Experienced and ethical therapists notice when they are forming counter-transferences and handle them appropriately. This means that they take steps to deal with their own issues so that they do not impose on their work. If they cannot manage their reaction on their own, they seek out their own therapy or supervision situation where they can get help in dealing with it. If they cannot deal with it, they must then stop working with the triggering patient if feasible and possible, recommending another comparable therapist who will not be so affected whenever that is possible. Therapists should strive to never abandon patients, but this doesn't mean that sometimes everyone isn't better off with a therapist recusing him or herself from working with a particular patient.

Recognizing counter-transference is as hard as recognizing transference, which is to say, very hard, and even good therapists may take a little while to figure out what is happening. It is ultimately the therapist's responsibility to figure it out, however.

Conclusion

So that brings us to the end of this essay on transference Transference is a truly amazing process, casting light as it does on hidden thoughts, feelings, wishes and motivations that would otherwise remain hidden and troubling. Freud's recognition and characterization of transference was brilliant in of itself (although I believe there were writers who recognized the phenomena before he did), but the thing that moves his contribution over the top to genius status was his recognition that transference could be used as a therapy tool.
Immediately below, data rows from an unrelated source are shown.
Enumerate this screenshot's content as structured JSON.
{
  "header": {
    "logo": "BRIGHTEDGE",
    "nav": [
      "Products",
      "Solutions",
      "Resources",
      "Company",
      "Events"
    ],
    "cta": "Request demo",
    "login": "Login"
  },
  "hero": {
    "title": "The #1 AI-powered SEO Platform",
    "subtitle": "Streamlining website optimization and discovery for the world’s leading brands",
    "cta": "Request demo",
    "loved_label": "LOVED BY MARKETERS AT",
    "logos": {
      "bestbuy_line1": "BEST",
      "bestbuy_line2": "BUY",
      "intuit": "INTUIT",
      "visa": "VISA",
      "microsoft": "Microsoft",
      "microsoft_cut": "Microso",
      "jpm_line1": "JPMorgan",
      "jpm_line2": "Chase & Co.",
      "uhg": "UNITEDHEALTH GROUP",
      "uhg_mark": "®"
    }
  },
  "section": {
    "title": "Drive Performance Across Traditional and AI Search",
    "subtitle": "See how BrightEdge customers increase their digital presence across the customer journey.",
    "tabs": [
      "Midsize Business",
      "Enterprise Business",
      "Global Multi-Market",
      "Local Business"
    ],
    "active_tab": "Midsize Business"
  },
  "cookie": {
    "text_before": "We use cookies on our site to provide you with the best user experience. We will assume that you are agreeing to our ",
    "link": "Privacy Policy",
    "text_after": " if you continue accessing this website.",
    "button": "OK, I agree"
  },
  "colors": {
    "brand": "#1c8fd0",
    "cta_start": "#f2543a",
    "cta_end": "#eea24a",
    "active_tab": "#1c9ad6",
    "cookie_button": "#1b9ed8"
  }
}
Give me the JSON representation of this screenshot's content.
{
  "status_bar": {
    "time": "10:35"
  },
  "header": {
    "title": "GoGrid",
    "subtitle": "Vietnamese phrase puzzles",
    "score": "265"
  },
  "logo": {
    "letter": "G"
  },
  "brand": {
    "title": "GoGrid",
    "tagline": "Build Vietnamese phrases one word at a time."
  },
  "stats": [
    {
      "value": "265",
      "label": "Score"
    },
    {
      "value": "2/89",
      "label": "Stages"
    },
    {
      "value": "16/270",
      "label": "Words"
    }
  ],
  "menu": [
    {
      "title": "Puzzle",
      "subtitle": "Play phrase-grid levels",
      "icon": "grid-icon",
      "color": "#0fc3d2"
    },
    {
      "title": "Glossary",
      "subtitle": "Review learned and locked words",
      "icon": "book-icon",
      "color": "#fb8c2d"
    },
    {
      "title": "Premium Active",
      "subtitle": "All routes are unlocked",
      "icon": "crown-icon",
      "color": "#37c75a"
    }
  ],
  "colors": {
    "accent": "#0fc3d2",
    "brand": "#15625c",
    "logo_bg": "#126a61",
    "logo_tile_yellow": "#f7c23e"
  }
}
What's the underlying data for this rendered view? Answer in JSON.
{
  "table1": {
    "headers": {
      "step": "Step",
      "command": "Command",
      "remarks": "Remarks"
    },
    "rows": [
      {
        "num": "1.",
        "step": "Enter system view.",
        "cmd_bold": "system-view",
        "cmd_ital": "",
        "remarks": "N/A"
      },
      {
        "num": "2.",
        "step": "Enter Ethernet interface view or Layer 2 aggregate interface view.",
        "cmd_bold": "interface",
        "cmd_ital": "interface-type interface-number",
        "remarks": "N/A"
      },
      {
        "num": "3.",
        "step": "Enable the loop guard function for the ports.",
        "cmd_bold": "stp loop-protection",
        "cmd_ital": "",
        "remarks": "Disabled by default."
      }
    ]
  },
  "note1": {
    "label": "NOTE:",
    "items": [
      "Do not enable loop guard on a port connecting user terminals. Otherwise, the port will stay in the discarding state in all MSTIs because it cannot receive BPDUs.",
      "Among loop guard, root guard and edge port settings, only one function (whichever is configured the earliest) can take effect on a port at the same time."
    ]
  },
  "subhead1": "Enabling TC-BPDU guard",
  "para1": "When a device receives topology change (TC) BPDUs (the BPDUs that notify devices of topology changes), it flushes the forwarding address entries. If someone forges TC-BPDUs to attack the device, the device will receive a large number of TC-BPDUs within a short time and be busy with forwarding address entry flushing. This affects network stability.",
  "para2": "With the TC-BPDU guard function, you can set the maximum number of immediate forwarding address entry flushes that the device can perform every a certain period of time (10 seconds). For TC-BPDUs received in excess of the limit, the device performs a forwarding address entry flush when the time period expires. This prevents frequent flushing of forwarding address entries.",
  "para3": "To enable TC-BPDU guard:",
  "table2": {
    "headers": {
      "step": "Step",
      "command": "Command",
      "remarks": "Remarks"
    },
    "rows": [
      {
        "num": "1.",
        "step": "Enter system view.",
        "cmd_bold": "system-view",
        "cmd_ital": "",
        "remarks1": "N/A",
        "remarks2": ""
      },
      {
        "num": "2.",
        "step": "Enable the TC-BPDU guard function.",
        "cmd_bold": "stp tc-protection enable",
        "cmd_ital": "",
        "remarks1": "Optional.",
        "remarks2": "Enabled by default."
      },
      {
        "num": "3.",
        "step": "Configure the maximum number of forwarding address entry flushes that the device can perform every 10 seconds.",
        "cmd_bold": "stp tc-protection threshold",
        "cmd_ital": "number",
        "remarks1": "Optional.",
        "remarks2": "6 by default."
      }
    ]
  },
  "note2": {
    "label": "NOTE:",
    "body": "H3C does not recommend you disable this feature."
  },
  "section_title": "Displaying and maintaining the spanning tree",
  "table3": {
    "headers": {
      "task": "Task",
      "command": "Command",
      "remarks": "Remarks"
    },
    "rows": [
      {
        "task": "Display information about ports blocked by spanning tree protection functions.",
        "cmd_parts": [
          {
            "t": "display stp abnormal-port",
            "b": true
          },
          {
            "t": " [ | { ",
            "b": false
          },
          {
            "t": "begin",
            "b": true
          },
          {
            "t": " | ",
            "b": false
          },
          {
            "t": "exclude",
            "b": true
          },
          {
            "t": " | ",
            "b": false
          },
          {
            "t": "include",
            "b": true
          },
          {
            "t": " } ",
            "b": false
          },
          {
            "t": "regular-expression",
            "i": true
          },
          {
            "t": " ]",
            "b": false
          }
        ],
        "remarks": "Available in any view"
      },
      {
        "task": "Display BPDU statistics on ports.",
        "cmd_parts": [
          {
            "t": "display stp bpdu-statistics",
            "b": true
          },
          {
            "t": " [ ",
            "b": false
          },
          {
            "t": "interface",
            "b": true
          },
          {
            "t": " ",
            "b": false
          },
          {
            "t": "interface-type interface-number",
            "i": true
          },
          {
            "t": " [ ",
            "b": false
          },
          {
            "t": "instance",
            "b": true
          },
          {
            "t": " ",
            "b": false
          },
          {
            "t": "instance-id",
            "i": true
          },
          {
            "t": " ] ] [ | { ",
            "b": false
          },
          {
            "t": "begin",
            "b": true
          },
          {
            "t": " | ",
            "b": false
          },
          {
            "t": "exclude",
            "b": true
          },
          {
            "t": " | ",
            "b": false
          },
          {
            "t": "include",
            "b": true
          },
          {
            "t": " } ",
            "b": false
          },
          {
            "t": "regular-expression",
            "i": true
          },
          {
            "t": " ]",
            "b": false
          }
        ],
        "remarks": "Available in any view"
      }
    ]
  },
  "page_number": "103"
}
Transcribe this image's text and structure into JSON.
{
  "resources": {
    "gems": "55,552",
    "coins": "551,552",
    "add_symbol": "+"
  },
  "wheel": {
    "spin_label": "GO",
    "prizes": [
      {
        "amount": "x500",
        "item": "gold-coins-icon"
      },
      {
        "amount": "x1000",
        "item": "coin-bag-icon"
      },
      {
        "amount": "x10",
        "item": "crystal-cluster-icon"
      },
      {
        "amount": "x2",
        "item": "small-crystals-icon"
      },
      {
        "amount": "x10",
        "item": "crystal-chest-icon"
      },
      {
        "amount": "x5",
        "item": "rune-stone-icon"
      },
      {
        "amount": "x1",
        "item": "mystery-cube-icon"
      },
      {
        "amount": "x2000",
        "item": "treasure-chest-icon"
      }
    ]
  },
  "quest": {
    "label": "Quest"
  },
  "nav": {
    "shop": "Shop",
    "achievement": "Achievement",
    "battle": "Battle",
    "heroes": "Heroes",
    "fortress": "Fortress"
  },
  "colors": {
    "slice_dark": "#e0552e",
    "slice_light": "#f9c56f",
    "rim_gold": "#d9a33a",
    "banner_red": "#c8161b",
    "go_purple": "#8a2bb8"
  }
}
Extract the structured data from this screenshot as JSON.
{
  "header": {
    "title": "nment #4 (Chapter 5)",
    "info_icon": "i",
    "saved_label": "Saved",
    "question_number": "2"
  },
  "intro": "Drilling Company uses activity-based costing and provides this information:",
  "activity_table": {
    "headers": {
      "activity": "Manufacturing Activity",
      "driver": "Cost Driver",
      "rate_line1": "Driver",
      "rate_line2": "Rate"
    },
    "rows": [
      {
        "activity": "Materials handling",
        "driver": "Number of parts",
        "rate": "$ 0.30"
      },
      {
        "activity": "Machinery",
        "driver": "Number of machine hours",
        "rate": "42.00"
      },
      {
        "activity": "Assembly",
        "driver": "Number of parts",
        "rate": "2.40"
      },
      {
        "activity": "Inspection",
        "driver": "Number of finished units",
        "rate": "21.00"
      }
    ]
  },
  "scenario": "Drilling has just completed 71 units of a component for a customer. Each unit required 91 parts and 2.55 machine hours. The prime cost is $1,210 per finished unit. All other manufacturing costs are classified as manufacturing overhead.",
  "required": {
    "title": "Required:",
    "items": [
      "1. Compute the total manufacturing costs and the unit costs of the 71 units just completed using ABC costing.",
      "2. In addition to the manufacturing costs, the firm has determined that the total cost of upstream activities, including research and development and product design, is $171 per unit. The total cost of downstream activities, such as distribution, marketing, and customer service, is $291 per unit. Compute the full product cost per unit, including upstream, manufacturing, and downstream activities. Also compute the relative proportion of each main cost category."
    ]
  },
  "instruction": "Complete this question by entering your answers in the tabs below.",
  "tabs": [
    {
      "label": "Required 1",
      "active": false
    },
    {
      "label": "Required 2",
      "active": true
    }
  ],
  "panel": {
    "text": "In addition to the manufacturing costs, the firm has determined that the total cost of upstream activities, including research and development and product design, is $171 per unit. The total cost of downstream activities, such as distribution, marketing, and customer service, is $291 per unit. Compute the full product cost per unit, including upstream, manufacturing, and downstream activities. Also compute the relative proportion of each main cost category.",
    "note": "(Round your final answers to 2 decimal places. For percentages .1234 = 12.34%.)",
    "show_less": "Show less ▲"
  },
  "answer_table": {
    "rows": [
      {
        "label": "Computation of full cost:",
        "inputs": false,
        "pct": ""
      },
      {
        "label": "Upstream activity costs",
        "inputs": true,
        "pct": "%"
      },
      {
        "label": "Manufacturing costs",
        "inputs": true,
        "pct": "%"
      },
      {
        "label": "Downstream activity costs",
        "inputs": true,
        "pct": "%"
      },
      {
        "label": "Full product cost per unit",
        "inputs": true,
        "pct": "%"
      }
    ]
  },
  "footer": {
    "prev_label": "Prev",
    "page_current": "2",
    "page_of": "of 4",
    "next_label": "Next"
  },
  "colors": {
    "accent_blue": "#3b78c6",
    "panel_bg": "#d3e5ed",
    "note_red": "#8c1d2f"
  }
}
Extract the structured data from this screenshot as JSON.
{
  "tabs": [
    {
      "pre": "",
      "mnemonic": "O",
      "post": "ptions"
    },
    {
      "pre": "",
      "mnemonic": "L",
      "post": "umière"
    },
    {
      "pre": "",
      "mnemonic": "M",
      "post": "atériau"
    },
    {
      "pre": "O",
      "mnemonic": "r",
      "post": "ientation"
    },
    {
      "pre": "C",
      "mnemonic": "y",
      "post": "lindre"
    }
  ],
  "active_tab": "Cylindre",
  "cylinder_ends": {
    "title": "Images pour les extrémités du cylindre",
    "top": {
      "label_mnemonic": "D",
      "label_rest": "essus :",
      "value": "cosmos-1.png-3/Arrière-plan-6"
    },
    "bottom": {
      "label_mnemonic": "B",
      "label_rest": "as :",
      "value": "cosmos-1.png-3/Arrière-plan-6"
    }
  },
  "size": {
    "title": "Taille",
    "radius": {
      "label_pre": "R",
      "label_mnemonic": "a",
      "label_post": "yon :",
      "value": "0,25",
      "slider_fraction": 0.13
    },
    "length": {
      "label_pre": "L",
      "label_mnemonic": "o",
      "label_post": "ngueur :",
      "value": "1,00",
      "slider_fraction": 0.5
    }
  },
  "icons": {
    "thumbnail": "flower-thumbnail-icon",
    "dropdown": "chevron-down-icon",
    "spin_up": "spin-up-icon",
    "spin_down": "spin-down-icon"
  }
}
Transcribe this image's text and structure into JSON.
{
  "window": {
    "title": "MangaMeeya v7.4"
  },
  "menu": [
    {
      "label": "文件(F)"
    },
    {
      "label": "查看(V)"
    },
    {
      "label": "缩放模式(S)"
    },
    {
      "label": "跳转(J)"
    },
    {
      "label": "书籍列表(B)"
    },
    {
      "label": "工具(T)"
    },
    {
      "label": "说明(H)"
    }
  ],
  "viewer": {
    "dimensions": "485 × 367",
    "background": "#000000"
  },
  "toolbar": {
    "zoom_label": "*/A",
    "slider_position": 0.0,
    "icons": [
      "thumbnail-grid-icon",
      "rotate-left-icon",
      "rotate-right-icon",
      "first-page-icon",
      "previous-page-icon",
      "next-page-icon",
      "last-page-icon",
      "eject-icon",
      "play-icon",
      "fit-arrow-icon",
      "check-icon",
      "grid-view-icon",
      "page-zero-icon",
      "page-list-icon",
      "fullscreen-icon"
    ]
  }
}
The psychoanalytic therapy he pioneered featured analysis of transference as a central element, and generations of psychoanalytically oriented therapists since his time have continued to recognize the importance and centrality of transference to the work of therapy. Awareness of transference is no cure-all. It is really best suited for problems that are relational in nature (such as anger or depression problems – where transference leads patients towards inappropriate and exaggerated moods and actions). It is not particularly helpful if you are working with a patient who is dealing with a primarily biological problem like schizophrenia or autism, for example. Nevertheless, it is a useful and brilliant tool and technique for most all therapists to know about and use appropriately to the benefit of patients. It is a major contribution of the psychodynamic approach to the universe of psychotherapy techniques.